The first time I saw a Bison snare drum was in Berlin, yet they are based in Illinois and I hadn’t heard of them when I was at DePaul for 2 years! Those are quite common to use. You can also find old Dresdeners of course, and even some Pearl Philharmonics. It is very common to take old kalfo heads off timpani and cut them to fit a snare drum. The sound is very crisp and the head is going be very thick for a snare drum, so you don’t need to mute much, which I always like. Also, drags and ruffs are more often seen as an effect, although you are certainly allowed to play them exactly as written…
What are your thoughts on studying in another country?
What’s the worst that can happen?! When I went to Germany I thought that the worst thing would be that I didn’t like it, I move back to America with knowledge of a second language! If you are interested in studying with someone, buy the cheapest ticket you can find and come over. In Germany almost all of the schools and orchestras have calf heads on the timpani. I think in America there might be half a dozen schools that use calf heads so it would be great to get a chance practicing on them before you start auditioning and working professionally.
And also, WHY NOT? If you don’t get into a summer festival or something, use that money, travel to Europe and take some lessons!
Is there anything that you would like to tell people about Estonia?
Come visit Estonia! It’s really hard to explain what it’s like here. There are so many things that I’d like to talk about.
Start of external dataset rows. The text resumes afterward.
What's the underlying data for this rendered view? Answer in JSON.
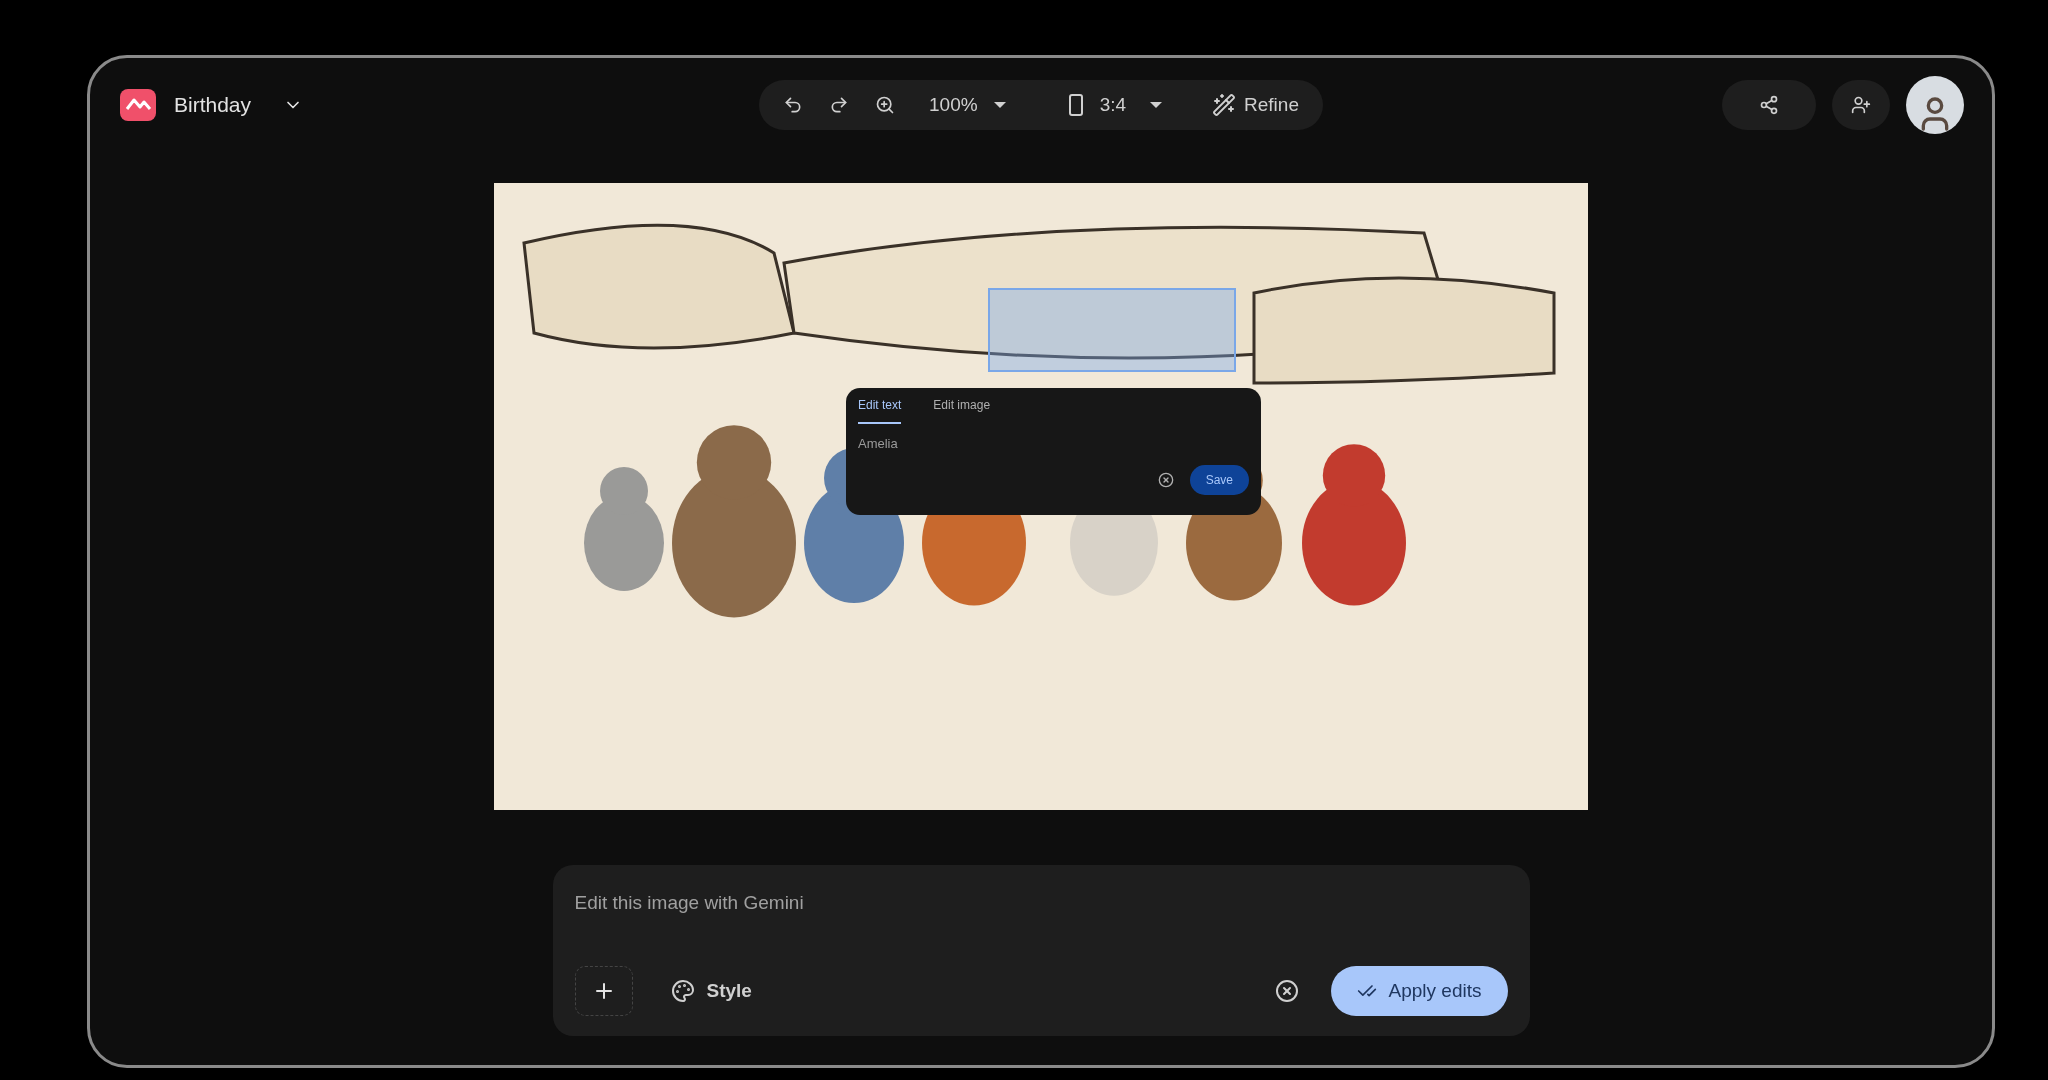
{
  "document": {
    "title": "Birthday"
  },
  "toolbar": {
    "zoom": "100%",
    "aspect_ratio": "3:4",
    "refine": "Refine"
  },
  "edit_popup": {
    "tabs": [
      {
        "label": "Edit text",
        "selected": true
      },
      {
        "label": "Edit image",
        "selected": false
      }
    ],
    "value": "Amelia",
    "save": "Save"
  },
  "prompt": {
    "placeholder": "Edit this image with Gemini",
    "style": "Style",
    "apply": "Apply edits"
  }
}
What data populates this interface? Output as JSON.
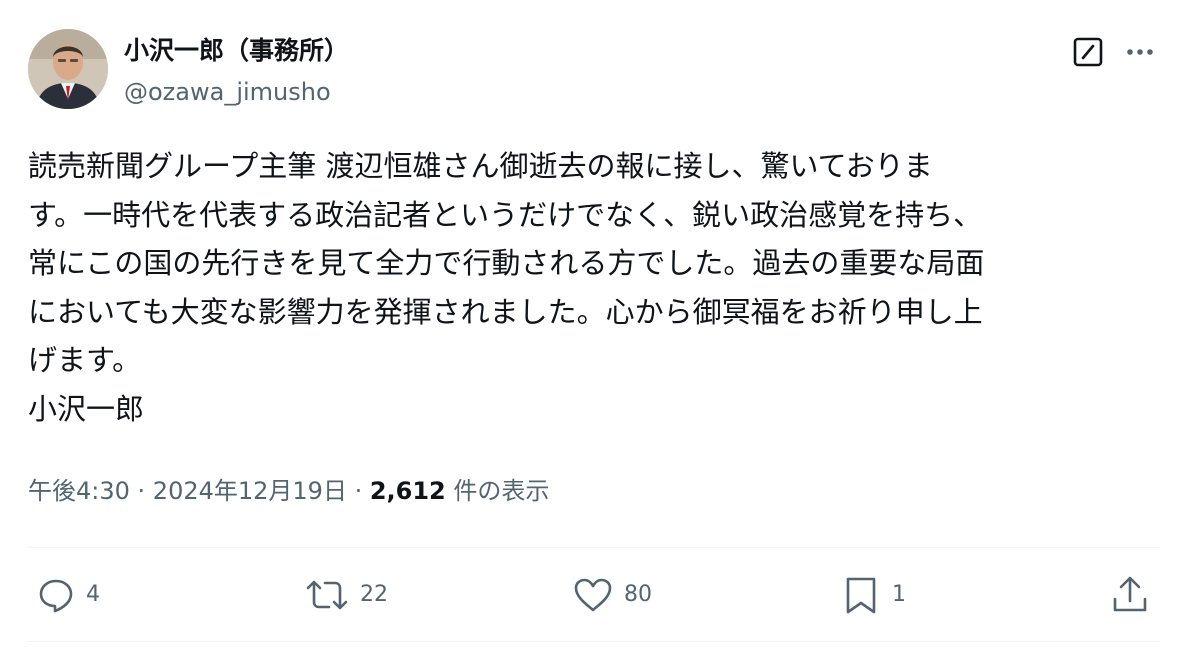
{
  "author": {
    "display_name": "小沢一郎（事務所）",
    "handle": "@ozawa_jimusho"
  },
  "tweet": {
    "lines": [
      "読売新聞グループ主筆  渡辺恒雄さん御逝去の報に接し、驚いておりま",
      "す。一時代を代表する政治記者というだけでなく、鋭い政治感覚を持ち、",
      "常にこの国の先行きを見て全力で行動される方でした。過去の重要な局面",
      "においても大変な影響力を発揮されました。心から御冥福をお祈り申し上",
      "げます。",
      "小沢一郎"
    ]
  },
  "meta": {
    "time": "午後4:30",
    "separator": " · ",
    "date": "2024年12月19日",
    "views_count": "2,612",
    "views_label": " 件の表示"
  },
  "actions": {
    "reply_count": "4",
    "retweet_count": "22",
    "like_count": "80",
    "bookmark_count": "1"
  },
  "icons": {
    "grok": "grok-icon",
    "more": "more-icon",
    "reply": "reply-icon",
    "retweet": "retweet-icon",
    "like": "heart-icon",
    "bookmark": "bookmark-icon",
    "share": "share-icon"
  },
  "colors": {
    "text": "#0f1419",
    "secondary": "#536471",
    "divider": "#eff3f4"
  }
}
I’m not really sure about my long term plans, but I am really lucky to be able to live here and play!